One person’s problem is another person’s opportunity - or at least that’s how the saying goes. So when Axis Bank announced that Shikha Sharma, its managing director and chief executive, would cut short her tenure by more than two years and demit office by the end of 2018, there was speculation that smaller rival Kotak Mahindra Bank would acquire the private-sector lender.
A report in April by brokerage firm Nomura Financial Advisory Services even advocated such a move, saying the time was ripe for an acquisition.
Should the Uday Kotak-led lender acquire Axis Bank, it would become the second-largest private bank in the country after HDFC Bank. In the process, it would also surpass ICICI Bank, whose CEO Chanda Kochhar has been forced to go on leave until an independent probe into her conduct is completed.
Last week, we took a closer look at ICICI Bank’s performance under Kochhar and Axis Bank’s showing with Shikha Sharma at the helm. There was a common thread - bad loans surged while profits took a hit.
It’s a different story at Kotak Mahindra Bank, where profits have grown at a steady clip while bad loans have been kept in check since Kotak Mahindra Finance was converted into a full-fledged bank in 2003.
Publicly available data shows that unlike most of its peers, Kotak Mahindra Bank’s share of bad loans as a proportion of its asset book has actually fallen since rising for a couple of a years before 2010.
While its gross non-performing assets (GNPA) as a percentage of its total assets had peaked at 4.07% in 2008-09, it declined to 2.22% in 2017-18, albeit with some upticks in the intervening years.
Note: In the charts above, income, profit, deposits and advances are on consolidated basis while gross NPAs are standalone numbers. Figures from 2015-16 onwards reflect ING Vysya Bank acquisition.
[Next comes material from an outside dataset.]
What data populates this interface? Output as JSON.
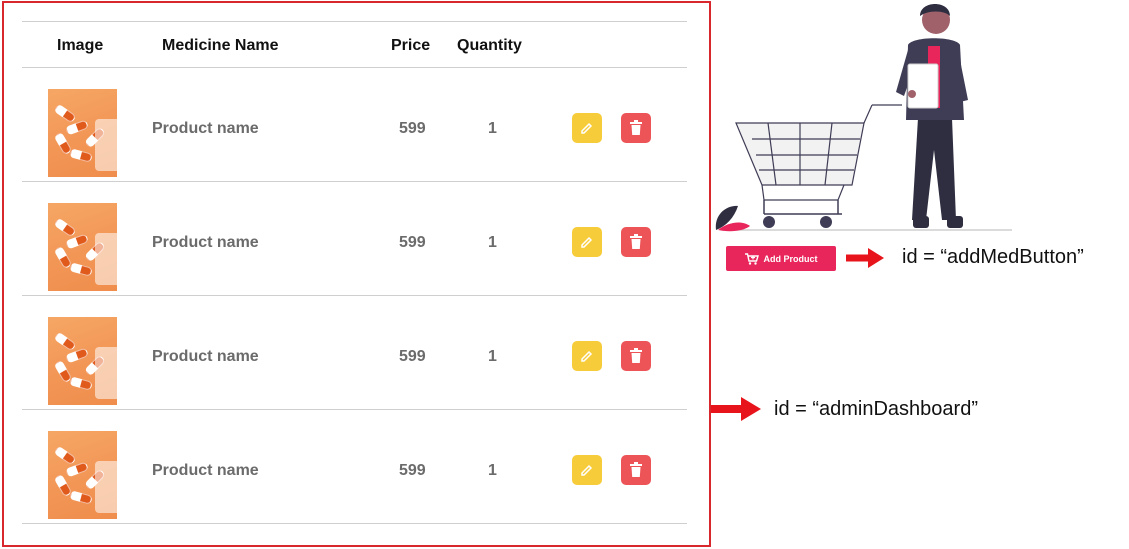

And it has managed this feat despite the 2015 acquisition of ING Vysya Bank, which had a higher proportion of bad loans at 6% of its asset book, which was just under Rs 2,600 crore.
Kotak Mahindra Bank had, however, sought to shield itself from these bad loans by transferring them to a separate “bad bank.”
The acquisition saw the resultant entity’s advances swell from just under Rs 89,000 crore as of March 2015, to nearly Rs 1.45 lakh crore the following year.
As of March-end this year, Kotak Mahindra Bank’s advances stood at more than Rs 2.05 lakh crore, translating into a 32.46% growth in its advances in the last three years, on a compounded annual growth rate (CAGR) basis.
And this growth has resulted in a massive increase in Kotak Mahindra Bank's stock price. In fact, if one looks at the stock price data of some of India’s leading private sector banks since January 2010, it becomes apparent that Kotak Mahindra Bank has outpaced nearly all the major names including ICICI Bank, HDFC Bank, Yes Bank and Axis Bank, with only IndusInd Bank bettering its performance.
Yet, as an October 2017 report in The Economic Times pointed out, the bank had perhaps not done its homework as well as it had initially thought, as it also had to take a Rs 300 crore hit on pension liabilities from ING Vysya Bank, which it had not factored in earlier.
This oversight notwithstanding, the inorganic growth has helped Uday Kotak’s bank grow its branch network 13-fold in the last decade to 1,369, while the number of employees on its rolls have more than quadrupled to 44,000 during the same period.